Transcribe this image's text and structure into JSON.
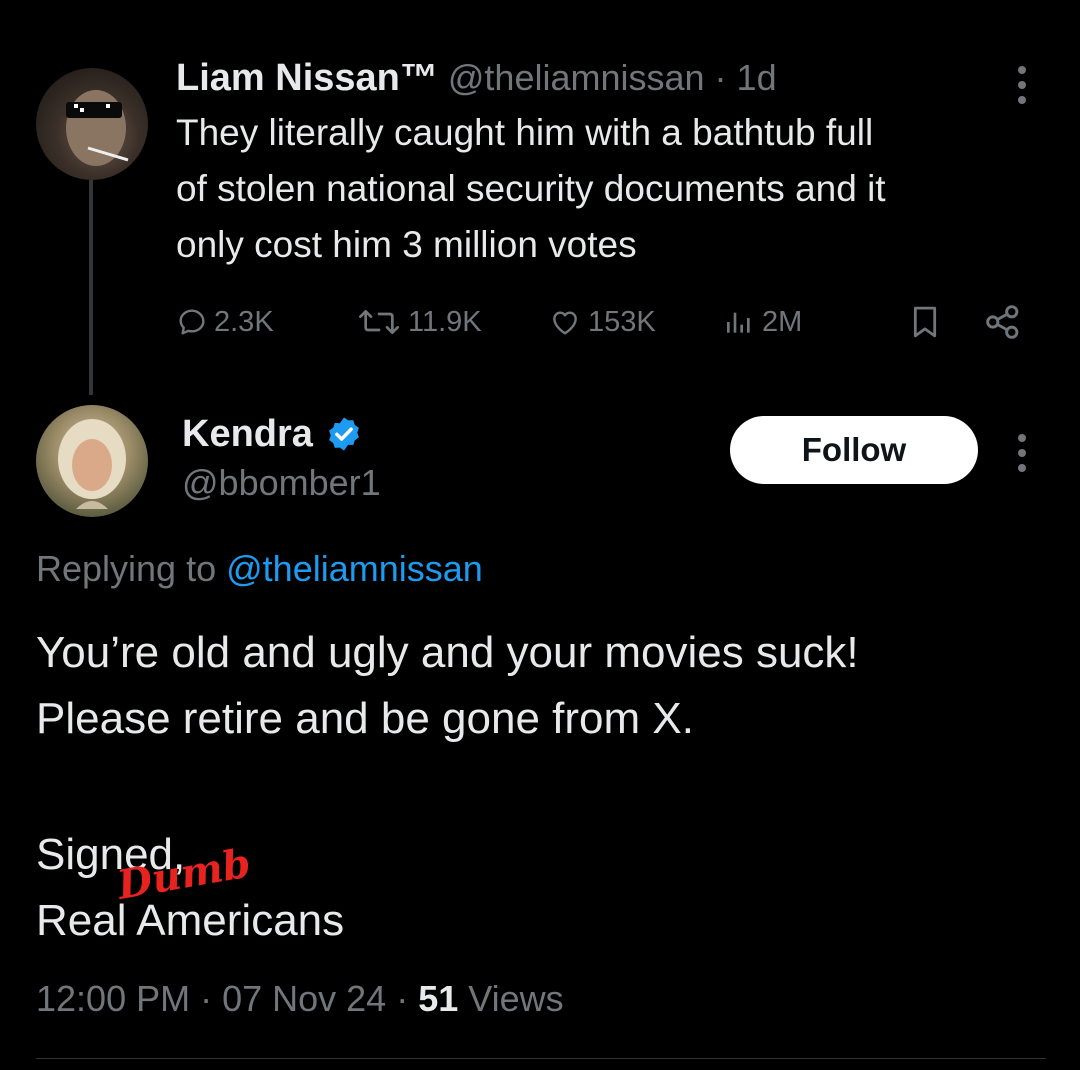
{
  "original_tweet": {
    "author_name": "Liam Nissan™",
    "handle": "@theliamnissan",
    "separator": "·",
    "time_ago": "1d",
    "text_lines": [
      "They literally caught him with a bathtub full",
      "of stolen national security documents and it",
      "only cost him 3 million votes"
    ],
    "actions": {
      "replies": "2.3K",
      "reposts": "11.9K",
      "likes": "153K",
      "views": "2M"
    }
  },
  "reply_tweet": {
    "author_name": "Kendra",
    "verified": true,
    "handle": "@bbomber1",
    "follow_label": "Follow",
    "replying_prefix": "Replying to",
    "replying_to": "@theliamnissan",
    "text_lines": [
      "You’re old and ugly and your movies suck!",
      "Please retire and be gone from X."
    ],
    "signed_line": "Signed,",
    "signoff_line": "Real Americans",
    "overlay_word": "Dumb",
    "time": "12:00 PM",
    "date": "07 Nov 24",
    "separator": "·",
    "views_count": "51",
    "views_label": "Views"
  },
  "colors": {
    "background": "#000000",
    "text_primary": "#e7e9ea",
    "text_secondary": "#71767b",
    "link": "#1d9bf0",
    "verified_badge": "#1d9bf0",
    "overlay_red": "#e8231f"
  }
}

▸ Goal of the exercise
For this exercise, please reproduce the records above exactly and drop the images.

▸ Output
Transcribe this image's text and structure into JSON.
{
  "original_tweet": {
    "author_name": "Liam Nissan™",
    "handle": "@theliamnissan",
    "separator": "·",
    "time_ago": "1d",
    "text_lines": [
      "They literally caught him with a bathtub full",
      "of stolen national security documents and it",
      "only cost him 3 million votes"
    ],
    "actions": {
      "replies": "2.3K",
      "reposts": "11.9K",
      "likes": "153K",
      "views": "2M"
    }
  },
  "reply_tweet": {
    "author_name": "Kendra",
    "verified": true,
    "handle": "@bbomber1",
    "follow_label": "Follow",
    "replying_prefix": "Replying to",
    "replying_to": "@theliamnissan",
    "text_lines": [
      "You’re old and ugly and your movies suck!",
      "Please retire and be gone from X."
    ],
    "signed_line": "Signed,",
    "signoff_line": "Real Americans",
    "overlay_word": "Dumb",
    "time": "12:00 PM",
    "date": "07 Nov 24",
    "separator": "·",
    "views_count": "51",
    "views_label": "Views"
  },
  "colors": {
    "background": "#000000",
    "text_primary": "#e7e9ea",
    "text_secondary": "#71767b",
    "link": "#1d9bf0",
    "verified_badge": "#1d9bf0",
    "overlay_red": "#e8231f"
  }
}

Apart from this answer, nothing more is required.